$15-per-hour wages go to Washington: What's next?
The District of Columbia City Council is in the process of approving a controversial measure to mandate a $15 per hour minimum wage, as the nation's capital moves to contribute its own experience to a national discussion.
The District of Columbia has approved a measure to raise its official minimum wage to $15 per hour, a possible solution increasingly cited for the stagnation of wages in low-paying jobs.
The Fight for $15 movement's controversial solution for income inequality has rallied fast-food, home care, and retail workers to protests around the country and successfully convinced a number of cities and states around the country to adopt the experiment.
The city council of Washington, D.C., voted unanimously to join in, passing a measure on Tuesday to move the district's minimum hourly wage to $15 by 2020. The final vote is set for later in June, but Mayor Muriel Bowser (D) has already promised to sign the bill.
"Raising the minimum wage will help address the issues of residents being pushed out of the District due to rising costs of living and income inequality," said co-sponsor Councilmember Vincent Orange in a hearing.
Mr. Orange and other supporters of the bill – including unions – said the district's rapid growth and healthy economy make a swift move economically viable. The district's current minimum hourly wage is $10.50, up from the federal minimum of $7.25, but it will rise by a full dollar as of July 1. Increases tied to inflation are planned after the $15 goal is reached.
A report by the Economic Policy Institute (EPI), which supports such initiatives, estimated the bill would increase the income of 114,000 workers and one-fifth of the district's private sector.
"Once the minimum wage reaches $15, the average affected worker would earn roughly $2,900 more each year than she does today," according to an EPI report by David Cooper.
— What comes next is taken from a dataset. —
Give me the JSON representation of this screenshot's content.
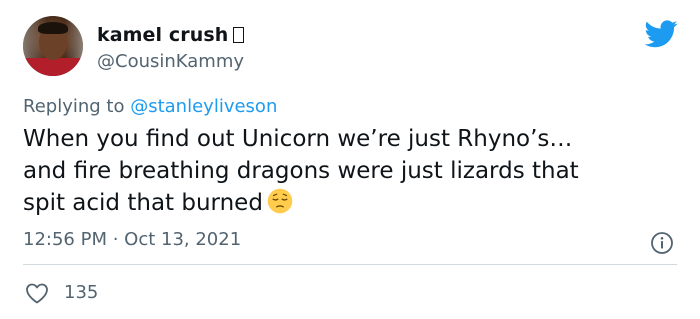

Some councilmembers worried this wage increase is too shallow, while others outside the council worried it had gone too far. The district's Chamber of Commerce opposes the measure, saying it should wait until the network of suburbs surrounding the nation's capitol mirror the move. The district's restaurant sector also opposed the move as unsustainable and threatened layoffs if it passed.
A similar situation is playing out in Portland, Maine, where the city raised its hourly minimum wage to $10.10 while the rest of the state did not, as The Christian Science Monitor's Simon Montlake reported. Some restaurants cut hours, but most have survived, although they point out that $10.10 is an easier jump than $15. The wage increase was as much as 34 percent for some and helped to match the growing city's rent costs, which compare to Boston.
"The sky has not fallen," Greg Dugal, a prominent lobbyist for restaurant and hotel owners, told the Monitor.
Although the cost of living in Portland is much lower than the District of Columbia and its restaurant business relies more on fine dining and family businesses, it has provided one viable example of a wage increase and contributed to the ongoing national discussion:
Taken together, these state and local policies amount to a national experiment in how labor markets operate and how companies respond to rising payroll costs. They add another overlay to the red-blue political map: Democrat-run states tend to favor higher minimum wages, in contrast to Republican-controlled states, particularly in the South. The upshot is that by 2022, states like North Carolina and Alabama could be paying wages half those mandated in New York and California.
This report contains material from Reuters.